Your task is to copy each line of the material below that includes "title".

_GIVEN RECORDS_:
▼
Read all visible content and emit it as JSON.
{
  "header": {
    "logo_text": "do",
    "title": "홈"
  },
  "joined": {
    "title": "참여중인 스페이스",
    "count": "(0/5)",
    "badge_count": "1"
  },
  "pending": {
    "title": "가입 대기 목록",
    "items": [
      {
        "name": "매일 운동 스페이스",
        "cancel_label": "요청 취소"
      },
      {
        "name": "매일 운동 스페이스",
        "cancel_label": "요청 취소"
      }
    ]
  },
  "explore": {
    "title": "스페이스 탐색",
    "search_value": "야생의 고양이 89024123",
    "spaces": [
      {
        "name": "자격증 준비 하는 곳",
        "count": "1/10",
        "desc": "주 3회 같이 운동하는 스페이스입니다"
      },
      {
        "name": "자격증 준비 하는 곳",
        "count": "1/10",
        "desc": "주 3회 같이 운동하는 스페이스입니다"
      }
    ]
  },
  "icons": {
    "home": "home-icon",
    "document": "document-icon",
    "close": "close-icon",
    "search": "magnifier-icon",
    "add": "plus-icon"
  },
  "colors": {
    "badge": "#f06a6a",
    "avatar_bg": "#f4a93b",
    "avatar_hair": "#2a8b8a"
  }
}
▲
_SOLUTION_:
    "title": "홈"
    "title": "참여중인 스페이스",
    "title": "가입 대기 목록",
    "title": "스페이스 탐색",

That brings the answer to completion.